(DATA RECORDS Opens)
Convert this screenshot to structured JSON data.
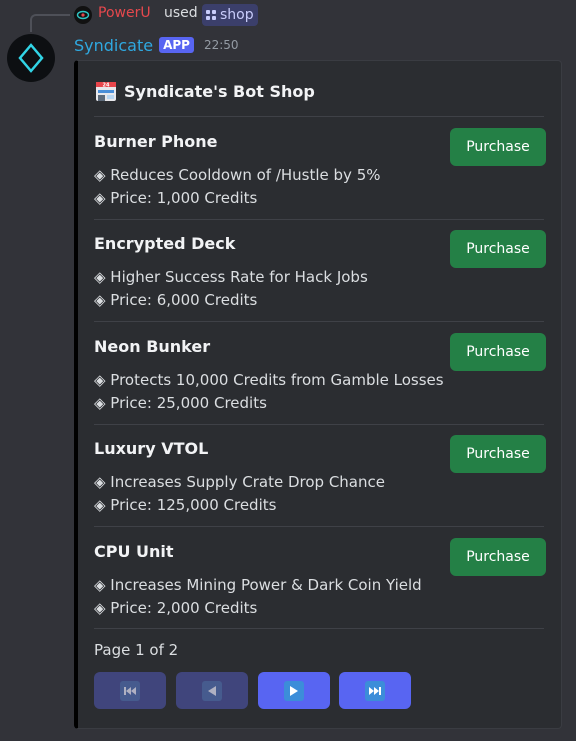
{
  "reply": {
    "user": "PowerU",
    "used_text": "used",
    "command": "shop"
  },
  "message": {
    "author": "Syndicate",
    "badge": "APP",
    "time": "22:50"
  },
  "embed": {
    "title_icon": "convenience-store-emoji",
    "title": "Syndicate's Bot Shop",
    "accent_color": "#000000",
    "items": [
      {
        "name": "Burner Phone",
        "effect": "◈ Reduces Cooldown of /Hustle by 5%",
        "price": "◈ Price: 1,000 Credits",
        "button": "Purchase"
      },
      {
        "name": "Encrypted Deck",
        "effect": "◈ Higher Success Rate for Hack Jobs",
        "price": "◈ Price: 6,000 Credits",
        "button": "Purchase"
      },
      {
        "name": "Neon Bunker",
        "effect": "◈ Protects 10,000 Credits from Gamble Losses",
        "price": "◈ Price: 25,000 Credits",
        "button": "Purchase"
      },
      {
        "name": "Luxury VTOL",
        "effect": "◈ Increases Supply Crate Drop Chance",
        "price": "◈ Price: 125,000 Credits",
        "button": "Purchase"
      },
      {
        "name": "CPU Unit",
        "effect": "◈ Increases Mining Power & Dark Coin Yield",
        "price": "◈ Price: 2,000 Credits",
        "button": "Purchase"
      }
    ],
    "page_label": "Page 1 of 2"
  },
  "nav": [
    {
      "icon": "first-page-icon",
      "enabled": false
    },
    {
      "icon": "previous-page-icon",
      "enabled": false
    },
    {
      "icon": "next-page-icon",
      "enabled": true
    },
    {
      "icon": "last-page-icon",
      "enabled": true
    }
  ],
  "colors": {
    "purchase_button": "#248046",
    "nav_button": "#5865f2",
    "author_name": "#2fa8e0",
    "reply_user": "#e5484d"
  }
}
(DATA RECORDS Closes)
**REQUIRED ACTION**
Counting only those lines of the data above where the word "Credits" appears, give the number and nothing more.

**TASK OUTPUT**
6